Bargaining is not only accepted at tag sales, it's almost expected. But timing is key: Prices fall toward the end of the day, or on the second day of a two-day sale. Buying in bulk helps, too, because the goal is to sell as much as possible. Deals vary, but buyers can score. At recent sales for instance, Portmeirion Botanic Garden dishes marked at $1,200 sold for $550 and a $250 designer cashmere shawl went for $8.

What's hot

midcentury modern furniture

costume jewelry

anything sterling silver


toys, especially tin toys

designer bags and shoes

What's not

heavy, bulky TV sets

VCR tapes

crushed, used, broken kitchen plastic (including Chinese takeout containers)

1-800 FLOWER vases

anything chipped, broken or moldy

Newcomers' glossary

If you're new to tag sales, here's a glossary.

TAG SALE Sale for someone who is moving or downsizing

ESTATE SALE Sale at the home of someone who has died

DIGGER Contents of the home are tightly compacted, requiring customers to dig through items

PICKER Someone who comes at the end of the sale to buy at the lowest possible price
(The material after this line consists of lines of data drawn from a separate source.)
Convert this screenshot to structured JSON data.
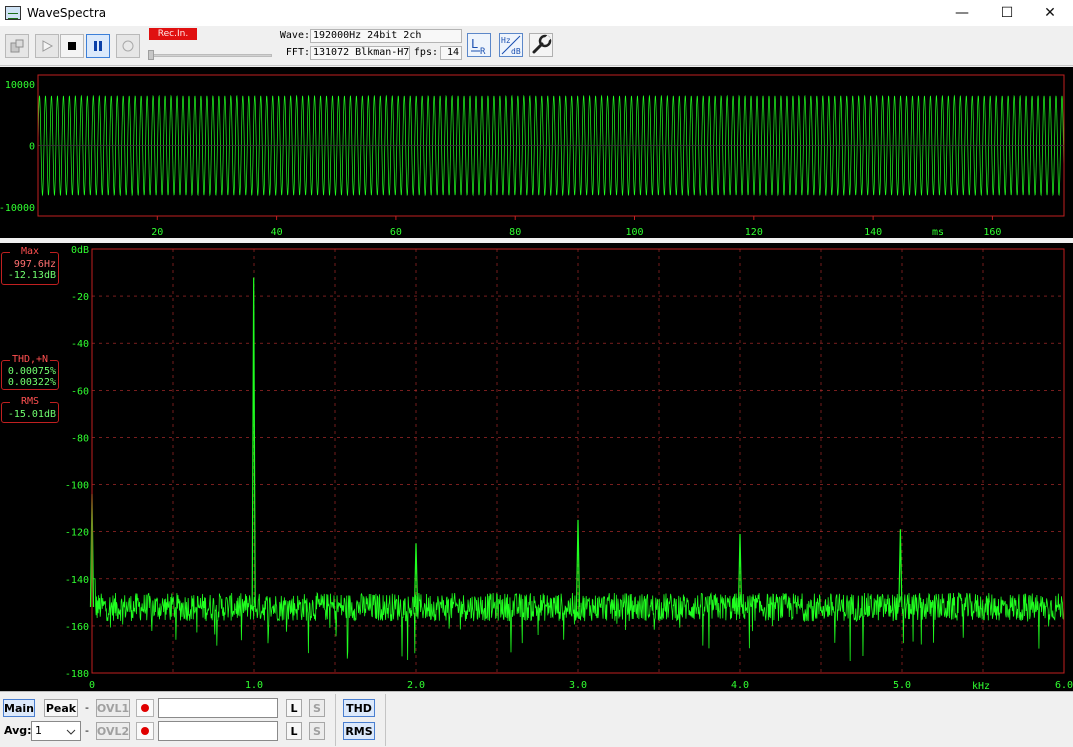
{
  "window": {
    "title": "WaveSpectra",
    "controls": {
      "minimize": "—",
      "maximize": "☐",
      "close": "✕"
    }
  },
  "toolbar": {
    "rec_label": "Rec.In.",
    "wave_label": "Wave:",
    "wave_value": "192000Hz 24bit 2ch",
    "fft_label": "FFT:",
    "fft_value": "131072 Blkman-H7",
    "fps_label": "fps:",
    "fps_value": "14",
    "buttons": [
      {
        "name": "device-icon",
        "state": "disabled"
      },
      {
        "name": "play-icon",
        "state": "disabled"
      },
      {
        "name": "stop-icon",
        "state": "enabled"
      },
      {
        "name": "pause-icon",
        "state": "active"
      },
      {
        "name": "record-icon",
        "state": "disabled"
      }
    ],
    "lr_icon": {
      "top": "L",
      "bottom": "R"
    },
    "hzdb_icon": {
      "top": "Hz",
      "bottom": "dB"
    },
    "settings_icon": "wrench-icon"
  },
  "waveform": {
    "y_ticks": [
      "10000",
      "0",
      "-10000"
    ],
    "x_ticks": [
      "20",
      "40",
      "60",
      "80",
      "100",
      "120",
      "140",
      "160"
    ],
    "x_unit": "ms",
    "trace_color": "#20ff20",
    "frame_color": "#c02020"
  },
  "spectrum": {
    "y_ticks": [
      "0dB",
      "-20",
      "-40",
      "-60",
      "-80",
      "-100",
      "-120",
      "-140",
      "-160",
      "-180"
    ],
    "x_ticks": [
      "0",
      "1.0",
      "2.0",
      "3.0",
      "4.0",
      "5.0",
      "6.0"
    ],
    "x_unit": "kHz",
    "trace_color": "#20ff20",
    "grid_color": "#c03030"
  },
  "chart_data": [
    {
      "type": "line",
      "title": "",
      "xlabel": "ms",
      "ylabel": "",
      "xlim": [
        0,
        172
      ],
      "ylim": [
        -11500,
        11500
      ],
      "series": [
        {
          "name": "",
          "frequency_hz": 997.6,
          "amplitude": 8100,
          "note": "sine waveform, ~172 cycles"
        }
      ]
    },
    {
      "type": "line",
      "title": "",
      "xlabel": "kHz",
      "ylabel": "dB",
      "xlim": [
        0,
        6.0
      ],
      "ylim": [
        -180,
        0
      ],
      "noise_floor_db": -152,
      "peaks": [
        {
          "x": 0.0,
          "y": -104
        },
        {
          "x": 0.998,
          "y": -12.13
        },
        {
          "x": 2.0,
          "y": -125
        },
        {
          "x": 3.0,
          "y": -115
        },
        {
          "x": 4.0,
          "y": -121
        },
        {
          "x": 4.99,
          "y": -119
        }
      ]
    }
  ],
  "readouts": {
    "max": {
      "head": "Max",
      "freq": "997.6Hz",
      "level": "-12.13dB"
    },
    "thd": {
      "head": "THD,+N",
      "thd": "0.00075%",
      "thdn": "0.00322%"
    },
    "rms": {
      "head": "RMS",
      "level": "-15.01dB"
    }
  },
  "bottom": {
    "main_label": "Main",
    "peak_label": "Peak",
    "dash": "-",
    "ovl1_label": "OVL1",
    "ovl2_label": "OVL2",
    "l_label": "L",
    "s_label": "S",
    "avg_label": "Avg:",
    "avg_value": "1",
    "thd_label": "THD",
    "rms_label": "RMS"
  }
}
RESELLER Someone who is buying to resell, usually on the Internet

SAFE ROOM Area closed to the public

SALTING Including items from another property to make a sale more interesting

SMALLS Anything small enough to fit into a box, usually grouped on a table